Polish fur farmers and kosher meat producers protested in Warsaw on Wednesday against new legislation going through parliament with the support of animal rights groups.
Poland is the world’s third biggest fur producer after China and Denmark, according to activists, and a major exporter of kosher meat to Israel and Jewish communities in Europe.
The legislation would ban the breeding of animals for fur — a major industry in Poland — and stop exports of halal and kosher meat.
“Poland’s standards regarding animals should be no worse, or even better, than those in western countries,” Jaroslaw Kaczynski, leader of the governing Law and Justice (PiS) party, said when the legislation was first tabled last week.

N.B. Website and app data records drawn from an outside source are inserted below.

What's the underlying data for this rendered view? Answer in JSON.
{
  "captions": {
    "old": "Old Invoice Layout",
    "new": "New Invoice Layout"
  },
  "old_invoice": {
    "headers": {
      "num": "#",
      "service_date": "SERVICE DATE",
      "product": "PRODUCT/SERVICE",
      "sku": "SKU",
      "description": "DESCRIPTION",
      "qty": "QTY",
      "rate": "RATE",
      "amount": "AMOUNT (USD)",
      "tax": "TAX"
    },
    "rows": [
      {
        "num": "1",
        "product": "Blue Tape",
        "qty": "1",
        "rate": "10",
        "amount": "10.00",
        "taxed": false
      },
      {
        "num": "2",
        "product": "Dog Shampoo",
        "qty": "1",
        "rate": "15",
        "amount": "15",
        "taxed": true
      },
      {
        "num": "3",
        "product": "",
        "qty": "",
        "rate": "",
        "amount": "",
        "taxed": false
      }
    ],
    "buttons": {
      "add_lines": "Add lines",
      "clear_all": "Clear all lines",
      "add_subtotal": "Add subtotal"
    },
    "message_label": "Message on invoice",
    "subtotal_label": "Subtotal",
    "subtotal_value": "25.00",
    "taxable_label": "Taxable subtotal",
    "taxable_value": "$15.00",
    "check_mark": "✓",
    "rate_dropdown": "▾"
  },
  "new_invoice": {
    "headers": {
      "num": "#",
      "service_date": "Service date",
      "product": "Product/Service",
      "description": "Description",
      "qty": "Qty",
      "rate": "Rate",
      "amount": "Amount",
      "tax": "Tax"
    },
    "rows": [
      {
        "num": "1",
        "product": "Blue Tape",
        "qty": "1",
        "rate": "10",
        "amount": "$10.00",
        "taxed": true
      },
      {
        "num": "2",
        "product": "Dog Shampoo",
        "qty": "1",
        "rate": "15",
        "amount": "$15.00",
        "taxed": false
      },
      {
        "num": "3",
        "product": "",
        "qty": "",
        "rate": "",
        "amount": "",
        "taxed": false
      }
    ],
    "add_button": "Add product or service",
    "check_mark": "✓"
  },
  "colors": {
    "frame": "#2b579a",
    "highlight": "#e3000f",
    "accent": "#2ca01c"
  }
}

Kaczynski, who is known for his love of cats, over the weekend launched the online #stopfurchallenge for people on social media to express their support for the draft amendment.

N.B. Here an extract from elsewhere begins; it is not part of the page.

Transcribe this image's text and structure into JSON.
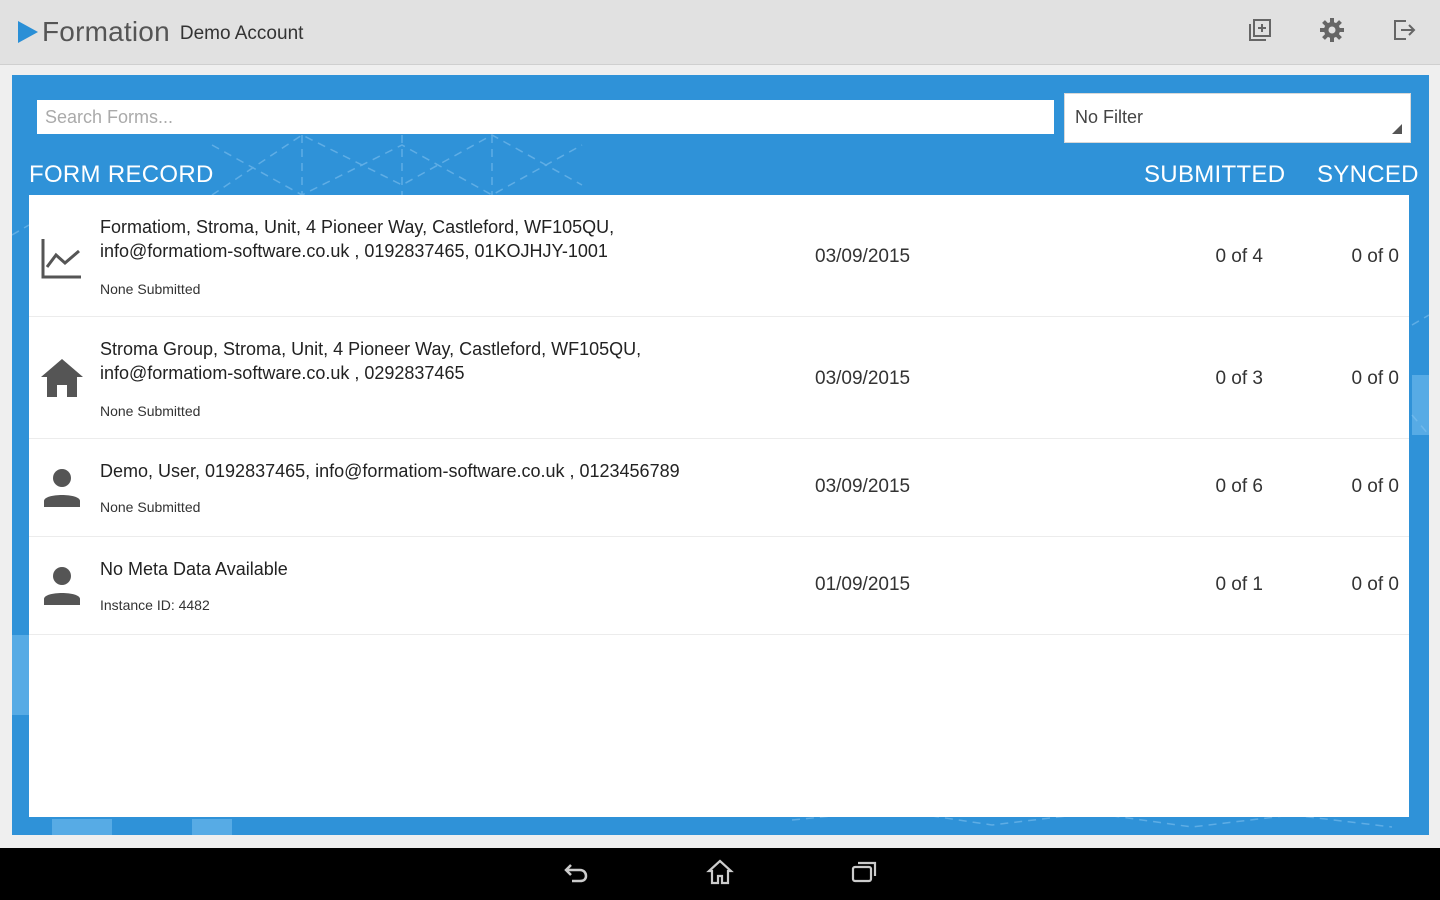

“In the 21st century, it’s possible to look really good without putting on a fur garment,” Prime Minister Mateusz Morawiecki said ahead of a parliamentary vote on Wednesday.
Lawmakers later voted down a proposal to scrap the bill and sent it to a parliamentary committee for further consideration.
“In the 21st century, it’s possible to look really good without putting on a fur garment,” Prime Minister Mateusz Morawiecki said on Twitter ahead of the vote.
Polish Nobel literature laureate Olga Tokarczuk has also appealed for the law to be passed, along with US animal rights campaigners PETA.
Otwarte Klatki (Open Cages), an animal rights group, said there were around 550 fur farms in Poland breeding some 5.2 million animals.
But the proposals have drawn criticism in the countryside — a key electoral base for the PiS — and experts quoted by Gazeta Wyborcza said the economic impact would be around 1.6 billion euros ($1.9 billion).
The protesting farmers on Wednesday walked to the PiS headquarters chanting: “Kaczynski, traitor of the countryside!”
Speaking at the rally, Szczepan Wojcik, a prominent fur farmer, said: “You betrayed us, rural Poland — your voters!”
The Polish Meat Association on Monday said the proposed restrictions on ritual slaughter would have dire consequences for the industry.
“The draft amendment is economically harmful and undermines the social security of many thousands of workers in the meat-processing sector, rural residents and farmers,” it said.